Me: just finished Butterfly wings now what?
Brain: you could finish your other aus
Me: or how about I make a sequel series?
Brain: n-no stop! You were done!
Brain: Oh fuck it, just make sure it’s not too long
Me: *not listening* yeah sure whatever
Collected on June 23, 1993, this specimen was found by Fred Utech near the Loyalhanna Creek in Salem Township, Pennsylvania.
Do not let the common name affect your opinion of this plant! Butterfly weed (Aclepias tuberosa) is a beautiful plant, and the pollinators love the bright orange flowers. Native to eastern North America, it can be found in dry, full sun conditions. It is a great plant to add to your garden!
Like other milkweeds (butterfly weed is in the milkweed genus), butterfly weed flower clusters mature into seed pods, which eventual dry up to release airborne seeds in the late summer. The long, silk-like hairs (called pappi) have been used by Native Americans to make textiles.
Despite its looks, butterfly weed is poisonous to ingest. Like other milkweeds, this plant contains defensive chemicals called cardiac glycosides, which are poisonous to humans, livestock, and pets.
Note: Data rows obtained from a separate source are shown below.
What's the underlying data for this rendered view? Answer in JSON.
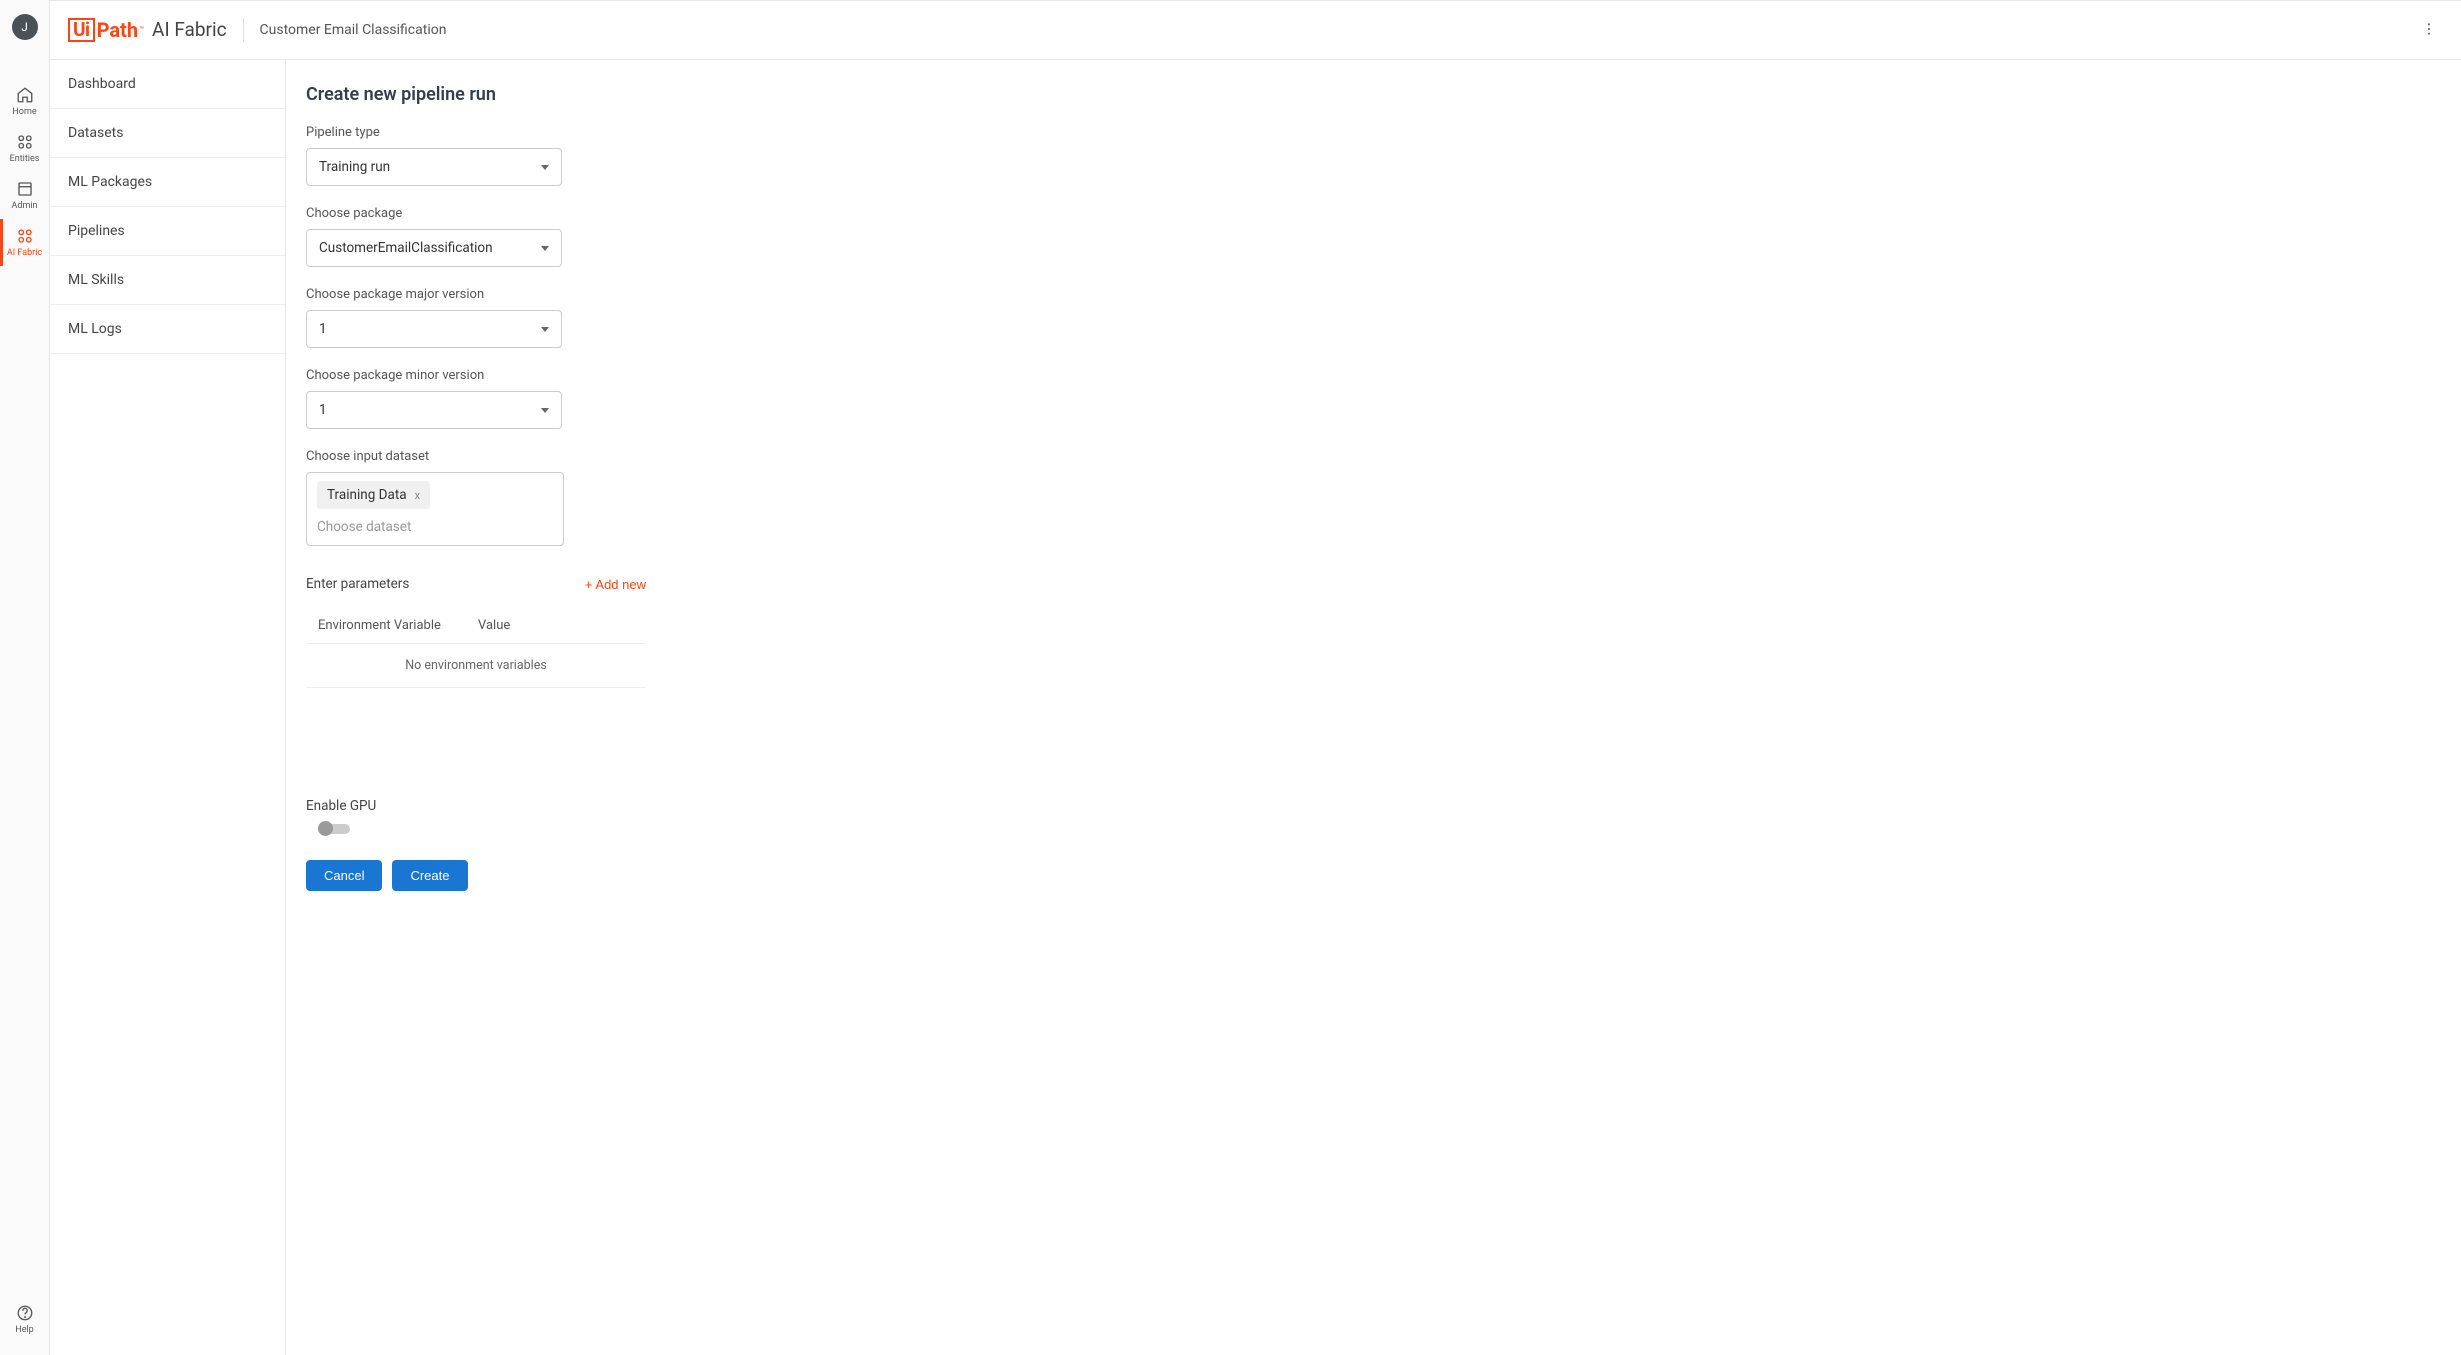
{
  "user": {
    "initial": "J"
  },
  "rail": {
    "items": [
      {
        "id": "home",
        "label": "Home"
      },
      {
        "id": "entities",
        "label": "Entities"
      },
      {
        "id": "admin",
        "label": "Admin"
      },
      {
        "id": "aifabric",
        "label": "AI Fabric"
      }
    ],
    "help": "Help"
  },
  "header": {
    "brand_ui": "Ui",
    "brand_path": "Path",
    "brand_tm": "™",
    "brand_fabric": "AI Fabric",
    "project": "Customer Email Classification"
  },
  "sidebar": {
    "items": [
      "Dashboard",
      "Datasets",
      "ML Packages",
      "Pipelines",
      "ML Skills",
      "ML Logs"
    ]
  },
  "page": {
    "title": "Create new pipeline run",
    "fields": {
      "pipeline_type": {
        "label": "Pipeline type",
        "value": "Training run"
      },
      "package": {
        "label": "Choose package",
        "value": "CustomerEmailClassification"
      },
      "major": {
        "label": "Choose package major version",
        "value": "1"
      },
      "minor": {
        "label": "Choose package minor version",
        "value": "1"
      },
      "dataset": {
        "label": "Choose input dataset",
        "chip": "Training Data",
        "placeholder": "Choose dataset"
      }
    },
    "params": {
      "title": "Enter parameters",
      "add_new": "+ Add new",
      "col_env": "Environment Variable",
      "col_val": "Value",
      "empty": "No environment variables"
    },
    "gpu_label": "Enable GPU",
    "buttons": {
      "cancel": "Cancel",
      "create": "Create"
    }
  }
}
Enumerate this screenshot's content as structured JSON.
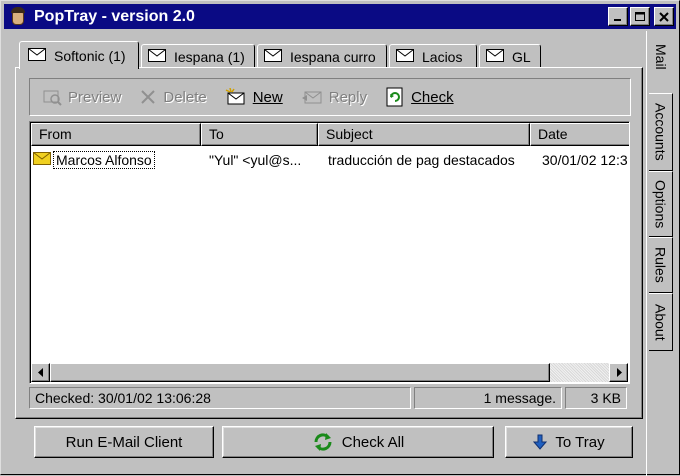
{
  "window": {
    "title": "PopTray - version 2.0"
  },
  "tabs": [
    {
      "label": "Softonic (1)",
      "active": true
    },
    {
      "label": "Iespana (1)",
      "active": false
    },
    {
      "label": "Iespana curro",
      "active": false
    },
    {
      "label": "Lacios",
      "active": false
    },
    {
      "label": "GL",
      "active": false
    }
  ],
  "toolbar": {
    "preview": "Preview",
    "delete": "Delete",
    "new": "New",
    "reply": "Reply",
    "check": "Check"
  },
  "list": {
    "columns": [
      "From",
      "To",
      "Subject",
      "Date"
    ],
    "rows": [
      {
        "from": "Marcos Alfonso",
        "to": "\"Yul\" <yul@s...",
        "subject": "traducción de pag destacados",
        "date": "30/01/02 12:3"
      }
    ]
  },
  "status": {
    "checked": "Checked: 30/01/02 13:06:28",
    "messages": "1 message.",
    "size": "3 KB"
  },
  "buttons": {
    "run_client": "Run E-Mail Client",
    "check_all": "Check All",
    "to_tray": "To Tray"
  },
  "side_tabs": [
    "Mail",
    "Accounts",
    "Options",
    "Rules",
    "About"
  ],
  "colors": {
    "title_bar": "#0a0a84",
    "face": "#c0c0c0",
    "envelope": "#f0d020",
    "check_green": "#1a8a1a"
  }
}
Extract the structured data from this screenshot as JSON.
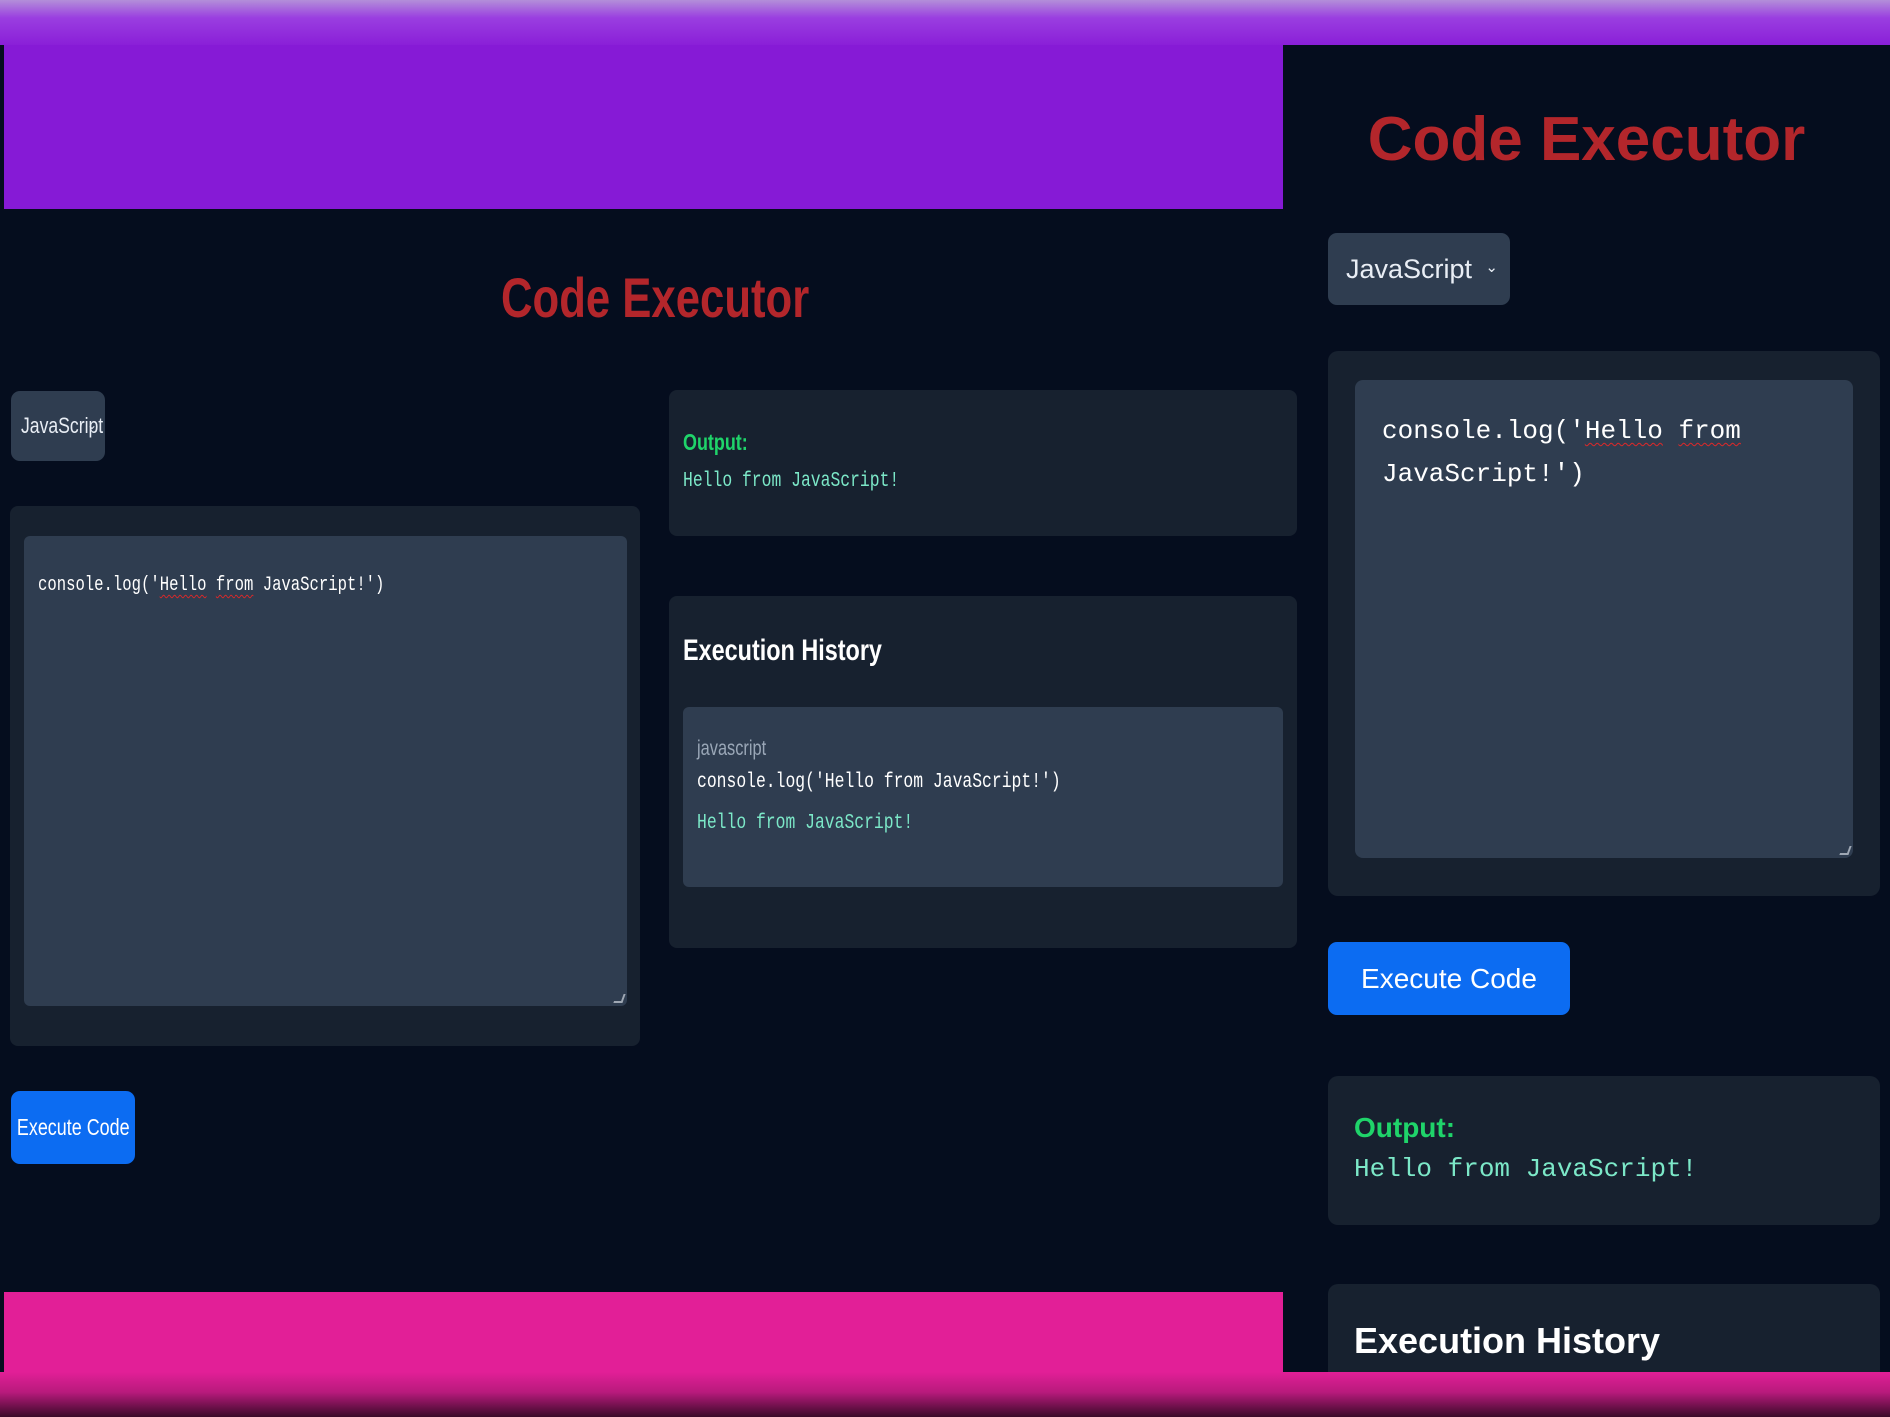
{
  "app": {
    "title": "Code Executor",
    "language": "JavaScript",
    "code_line1_prefix": "console.log('",
    "code_word_hello": "Hello",
    "code_space": " ",
    "code_word_from": "from",
    "code_suffix": " JavaScript!')",
    "code_line2": "JavaScript!')",
    "execute_label": "Execute Code",
    "output_label": "Output:",
    "output_value": "Hello from JavaScript!",
    "history_heading": "Execution History",
    "history": [
      {
        "language": "javascript",
        "code": "console.log('Hello from JavaScript!')",
        "output": "Hello from JavaScript!"
      }
    ]
  },
  "colors": {
    "background": "#050d1e",
    "title": "#b3262b",
    "card": "#17212f",
    "field": "#2f3d50",
    "button": "#0c6cf2",
    "output_label": "#1fd46a",
    "output_text": "#7ce8c8",
    "purple_band": "#861ad6",
    "pink_band": "#e21f97"
  }
}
Milkweeds vary in their toxicity depending on species and age of plant. Symptoms can include weakness, difficulty breathing, kidney damage, cardiac distress, pupil dilation, loss of muscle control, and respiratory paralysis.
Botanists at Carnegie Museum of Natural History share pieces of the herbarium’s historical hidden collection on the dates they were discovered or collected. Check back for more!